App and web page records
*** Begin section ***

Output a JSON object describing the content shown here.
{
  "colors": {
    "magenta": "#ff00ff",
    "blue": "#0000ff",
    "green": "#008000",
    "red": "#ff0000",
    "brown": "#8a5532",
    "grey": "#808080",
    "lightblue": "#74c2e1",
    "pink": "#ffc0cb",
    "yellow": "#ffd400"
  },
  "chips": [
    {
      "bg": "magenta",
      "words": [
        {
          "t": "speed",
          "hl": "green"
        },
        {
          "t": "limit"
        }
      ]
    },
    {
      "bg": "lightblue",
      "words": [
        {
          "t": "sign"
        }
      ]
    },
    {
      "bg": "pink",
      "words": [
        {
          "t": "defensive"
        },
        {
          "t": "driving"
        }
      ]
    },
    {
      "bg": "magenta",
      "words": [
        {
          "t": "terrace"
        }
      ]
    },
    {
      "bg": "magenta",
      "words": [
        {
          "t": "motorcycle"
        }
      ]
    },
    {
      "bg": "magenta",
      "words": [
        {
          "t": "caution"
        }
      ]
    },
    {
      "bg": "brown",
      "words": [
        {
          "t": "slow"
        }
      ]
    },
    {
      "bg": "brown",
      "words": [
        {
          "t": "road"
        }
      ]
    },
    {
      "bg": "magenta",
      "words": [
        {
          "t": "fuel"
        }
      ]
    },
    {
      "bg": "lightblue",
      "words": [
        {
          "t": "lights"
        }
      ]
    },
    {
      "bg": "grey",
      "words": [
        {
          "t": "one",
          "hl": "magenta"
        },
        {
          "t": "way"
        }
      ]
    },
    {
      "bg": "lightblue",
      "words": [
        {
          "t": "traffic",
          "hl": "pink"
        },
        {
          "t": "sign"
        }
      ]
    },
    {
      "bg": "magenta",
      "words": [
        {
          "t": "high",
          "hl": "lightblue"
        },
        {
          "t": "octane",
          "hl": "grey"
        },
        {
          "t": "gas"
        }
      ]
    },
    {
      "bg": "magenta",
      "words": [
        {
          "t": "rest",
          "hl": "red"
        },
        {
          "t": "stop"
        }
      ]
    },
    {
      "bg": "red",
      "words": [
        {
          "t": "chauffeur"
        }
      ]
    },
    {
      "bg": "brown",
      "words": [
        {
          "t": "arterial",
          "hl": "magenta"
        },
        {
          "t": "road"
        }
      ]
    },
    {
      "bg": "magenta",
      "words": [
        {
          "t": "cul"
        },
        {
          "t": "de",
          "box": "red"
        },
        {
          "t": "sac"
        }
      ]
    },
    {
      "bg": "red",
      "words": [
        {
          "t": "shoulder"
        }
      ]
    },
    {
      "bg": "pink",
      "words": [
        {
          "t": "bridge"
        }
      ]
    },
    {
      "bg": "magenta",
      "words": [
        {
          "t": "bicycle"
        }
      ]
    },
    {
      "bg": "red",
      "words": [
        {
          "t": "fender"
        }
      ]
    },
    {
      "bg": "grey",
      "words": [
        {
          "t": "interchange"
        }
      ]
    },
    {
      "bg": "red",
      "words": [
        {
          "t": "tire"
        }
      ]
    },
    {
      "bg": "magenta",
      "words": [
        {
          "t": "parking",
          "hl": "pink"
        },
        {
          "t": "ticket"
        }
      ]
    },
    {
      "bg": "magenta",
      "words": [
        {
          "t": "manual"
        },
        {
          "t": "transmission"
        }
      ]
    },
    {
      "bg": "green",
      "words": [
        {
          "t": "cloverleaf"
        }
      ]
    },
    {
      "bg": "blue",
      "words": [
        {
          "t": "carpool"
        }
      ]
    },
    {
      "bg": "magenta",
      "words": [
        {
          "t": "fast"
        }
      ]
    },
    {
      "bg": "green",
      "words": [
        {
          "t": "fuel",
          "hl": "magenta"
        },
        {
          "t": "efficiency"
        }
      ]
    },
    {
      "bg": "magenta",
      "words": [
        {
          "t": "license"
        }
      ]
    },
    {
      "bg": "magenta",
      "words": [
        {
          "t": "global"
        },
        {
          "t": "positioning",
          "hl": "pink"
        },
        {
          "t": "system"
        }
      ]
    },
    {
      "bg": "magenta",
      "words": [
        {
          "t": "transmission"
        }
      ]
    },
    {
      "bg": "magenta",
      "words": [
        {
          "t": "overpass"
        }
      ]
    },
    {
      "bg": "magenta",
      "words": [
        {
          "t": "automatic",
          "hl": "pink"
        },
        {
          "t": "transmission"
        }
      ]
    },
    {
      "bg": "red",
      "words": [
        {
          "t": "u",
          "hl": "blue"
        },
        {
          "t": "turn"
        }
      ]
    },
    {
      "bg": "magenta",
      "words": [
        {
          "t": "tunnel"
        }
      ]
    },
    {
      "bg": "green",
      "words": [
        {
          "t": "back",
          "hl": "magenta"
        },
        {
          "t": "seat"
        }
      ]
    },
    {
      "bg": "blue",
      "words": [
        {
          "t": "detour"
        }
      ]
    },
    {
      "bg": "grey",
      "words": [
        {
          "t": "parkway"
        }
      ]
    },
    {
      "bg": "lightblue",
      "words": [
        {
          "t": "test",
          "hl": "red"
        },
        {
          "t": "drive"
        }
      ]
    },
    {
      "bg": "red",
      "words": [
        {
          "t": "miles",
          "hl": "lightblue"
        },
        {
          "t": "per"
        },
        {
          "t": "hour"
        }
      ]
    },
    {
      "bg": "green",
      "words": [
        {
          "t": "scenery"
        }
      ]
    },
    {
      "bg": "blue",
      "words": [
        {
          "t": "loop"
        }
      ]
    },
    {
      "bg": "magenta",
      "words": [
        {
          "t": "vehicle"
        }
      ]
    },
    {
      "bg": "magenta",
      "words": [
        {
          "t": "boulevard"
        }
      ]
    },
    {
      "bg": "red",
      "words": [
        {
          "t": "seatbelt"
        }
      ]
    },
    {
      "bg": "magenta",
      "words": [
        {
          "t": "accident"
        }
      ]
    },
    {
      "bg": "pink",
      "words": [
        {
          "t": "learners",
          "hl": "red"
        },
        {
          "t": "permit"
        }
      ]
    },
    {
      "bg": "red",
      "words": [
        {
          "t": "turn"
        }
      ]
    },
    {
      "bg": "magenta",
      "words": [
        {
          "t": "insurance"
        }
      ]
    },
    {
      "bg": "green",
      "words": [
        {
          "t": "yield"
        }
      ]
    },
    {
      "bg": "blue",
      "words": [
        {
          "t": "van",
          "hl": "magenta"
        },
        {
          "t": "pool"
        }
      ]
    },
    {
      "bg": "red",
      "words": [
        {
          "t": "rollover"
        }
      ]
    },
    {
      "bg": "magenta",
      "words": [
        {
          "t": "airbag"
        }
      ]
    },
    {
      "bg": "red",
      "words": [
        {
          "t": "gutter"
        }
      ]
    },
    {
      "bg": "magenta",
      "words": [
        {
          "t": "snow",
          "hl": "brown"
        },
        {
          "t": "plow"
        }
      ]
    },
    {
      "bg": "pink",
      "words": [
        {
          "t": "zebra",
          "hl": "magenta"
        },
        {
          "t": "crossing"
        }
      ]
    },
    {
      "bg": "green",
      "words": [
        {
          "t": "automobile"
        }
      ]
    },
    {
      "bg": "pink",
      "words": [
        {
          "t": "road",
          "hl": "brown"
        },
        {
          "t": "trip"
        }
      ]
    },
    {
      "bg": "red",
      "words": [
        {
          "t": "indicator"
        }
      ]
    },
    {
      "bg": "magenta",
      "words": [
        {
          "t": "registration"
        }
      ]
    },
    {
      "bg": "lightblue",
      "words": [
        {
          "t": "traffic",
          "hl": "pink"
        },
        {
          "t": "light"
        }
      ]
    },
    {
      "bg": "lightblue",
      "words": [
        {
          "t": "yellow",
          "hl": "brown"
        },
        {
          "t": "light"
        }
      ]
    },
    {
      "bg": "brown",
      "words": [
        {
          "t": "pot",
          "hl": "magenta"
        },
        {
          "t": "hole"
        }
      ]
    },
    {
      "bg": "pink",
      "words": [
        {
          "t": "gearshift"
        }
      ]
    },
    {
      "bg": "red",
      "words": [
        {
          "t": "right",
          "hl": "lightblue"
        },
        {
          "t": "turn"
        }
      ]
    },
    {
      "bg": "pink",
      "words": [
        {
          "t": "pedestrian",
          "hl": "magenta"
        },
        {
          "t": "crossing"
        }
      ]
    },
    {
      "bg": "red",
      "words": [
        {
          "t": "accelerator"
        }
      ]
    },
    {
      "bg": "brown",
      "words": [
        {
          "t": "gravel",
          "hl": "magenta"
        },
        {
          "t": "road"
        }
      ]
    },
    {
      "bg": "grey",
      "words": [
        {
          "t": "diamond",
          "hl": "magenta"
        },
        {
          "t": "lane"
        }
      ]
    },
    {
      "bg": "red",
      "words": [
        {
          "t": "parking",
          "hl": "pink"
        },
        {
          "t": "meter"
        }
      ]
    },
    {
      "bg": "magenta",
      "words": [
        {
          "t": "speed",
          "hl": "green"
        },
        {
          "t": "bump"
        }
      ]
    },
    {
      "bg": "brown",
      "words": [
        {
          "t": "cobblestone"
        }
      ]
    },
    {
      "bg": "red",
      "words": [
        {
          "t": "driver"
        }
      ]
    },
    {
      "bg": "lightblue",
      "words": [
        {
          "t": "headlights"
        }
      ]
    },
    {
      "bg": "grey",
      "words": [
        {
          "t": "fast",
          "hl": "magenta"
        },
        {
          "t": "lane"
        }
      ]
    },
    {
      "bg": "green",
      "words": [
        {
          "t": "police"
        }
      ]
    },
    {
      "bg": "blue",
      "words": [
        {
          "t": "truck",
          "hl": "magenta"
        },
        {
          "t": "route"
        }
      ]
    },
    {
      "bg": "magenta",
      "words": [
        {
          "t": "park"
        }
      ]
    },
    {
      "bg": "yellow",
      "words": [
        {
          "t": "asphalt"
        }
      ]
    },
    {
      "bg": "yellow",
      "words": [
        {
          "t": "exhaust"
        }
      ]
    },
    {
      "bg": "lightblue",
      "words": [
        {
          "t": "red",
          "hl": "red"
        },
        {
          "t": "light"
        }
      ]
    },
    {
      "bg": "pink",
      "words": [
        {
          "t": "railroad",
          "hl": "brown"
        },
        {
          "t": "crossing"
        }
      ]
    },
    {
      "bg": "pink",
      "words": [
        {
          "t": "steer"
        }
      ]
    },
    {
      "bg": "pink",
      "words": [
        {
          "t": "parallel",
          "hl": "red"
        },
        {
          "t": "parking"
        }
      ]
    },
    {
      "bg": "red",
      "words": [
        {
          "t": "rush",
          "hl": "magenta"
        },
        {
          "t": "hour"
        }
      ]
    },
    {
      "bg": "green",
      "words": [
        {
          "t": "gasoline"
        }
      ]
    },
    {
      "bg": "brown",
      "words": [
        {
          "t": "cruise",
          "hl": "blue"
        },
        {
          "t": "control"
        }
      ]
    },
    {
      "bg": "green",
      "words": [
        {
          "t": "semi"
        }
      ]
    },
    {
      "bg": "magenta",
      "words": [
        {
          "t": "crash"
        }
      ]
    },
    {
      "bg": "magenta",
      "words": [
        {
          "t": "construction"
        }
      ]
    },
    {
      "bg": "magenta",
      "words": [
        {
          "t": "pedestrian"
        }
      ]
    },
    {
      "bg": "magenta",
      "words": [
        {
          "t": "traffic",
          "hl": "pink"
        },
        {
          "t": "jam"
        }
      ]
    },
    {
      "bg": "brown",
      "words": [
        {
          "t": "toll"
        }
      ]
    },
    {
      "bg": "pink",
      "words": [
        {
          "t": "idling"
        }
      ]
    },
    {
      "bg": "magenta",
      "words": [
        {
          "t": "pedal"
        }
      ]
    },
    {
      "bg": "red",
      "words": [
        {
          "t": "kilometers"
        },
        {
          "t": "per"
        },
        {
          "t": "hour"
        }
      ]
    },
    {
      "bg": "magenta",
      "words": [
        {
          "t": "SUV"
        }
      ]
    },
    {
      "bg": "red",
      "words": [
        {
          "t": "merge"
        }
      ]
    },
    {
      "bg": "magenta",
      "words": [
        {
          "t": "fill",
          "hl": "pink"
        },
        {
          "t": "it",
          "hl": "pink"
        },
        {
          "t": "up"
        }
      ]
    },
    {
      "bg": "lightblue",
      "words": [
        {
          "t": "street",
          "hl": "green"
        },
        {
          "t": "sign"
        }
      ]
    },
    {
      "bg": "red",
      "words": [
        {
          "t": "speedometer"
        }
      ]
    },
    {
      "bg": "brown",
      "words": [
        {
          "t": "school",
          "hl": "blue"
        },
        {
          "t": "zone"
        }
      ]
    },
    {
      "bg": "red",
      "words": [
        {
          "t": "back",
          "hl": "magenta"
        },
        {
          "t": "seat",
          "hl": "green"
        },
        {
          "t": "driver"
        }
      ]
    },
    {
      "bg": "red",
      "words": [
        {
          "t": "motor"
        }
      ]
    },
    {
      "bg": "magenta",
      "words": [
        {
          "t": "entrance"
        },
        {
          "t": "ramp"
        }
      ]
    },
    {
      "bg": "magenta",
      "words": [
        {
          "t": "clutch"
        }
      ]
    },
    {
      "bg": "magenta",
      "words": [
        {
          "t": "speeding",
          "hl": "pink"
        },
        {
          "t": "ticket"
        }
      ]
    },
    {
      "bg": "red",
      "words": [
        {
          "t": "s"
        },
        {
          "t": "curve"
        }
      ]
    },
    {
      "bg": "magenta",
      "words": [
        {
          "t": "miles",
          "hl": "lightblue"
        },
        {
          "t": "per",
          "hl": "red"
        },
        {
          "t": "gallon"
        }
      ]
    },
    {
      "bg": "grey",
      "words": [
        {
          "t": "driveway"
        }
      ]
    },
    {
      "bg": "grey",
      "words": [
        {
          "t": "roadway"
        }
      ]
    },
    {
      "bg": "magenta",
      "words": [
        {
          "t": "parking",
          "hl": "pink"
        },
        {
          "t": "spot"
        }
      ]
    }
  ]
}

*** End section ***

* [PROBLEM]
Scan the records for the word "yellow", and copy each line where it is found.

* [TASK OUTPUT]
    "yellow": "#ffd400"
          "t": "yellow",
      "bg": "yellow",
      "bg": "yellow",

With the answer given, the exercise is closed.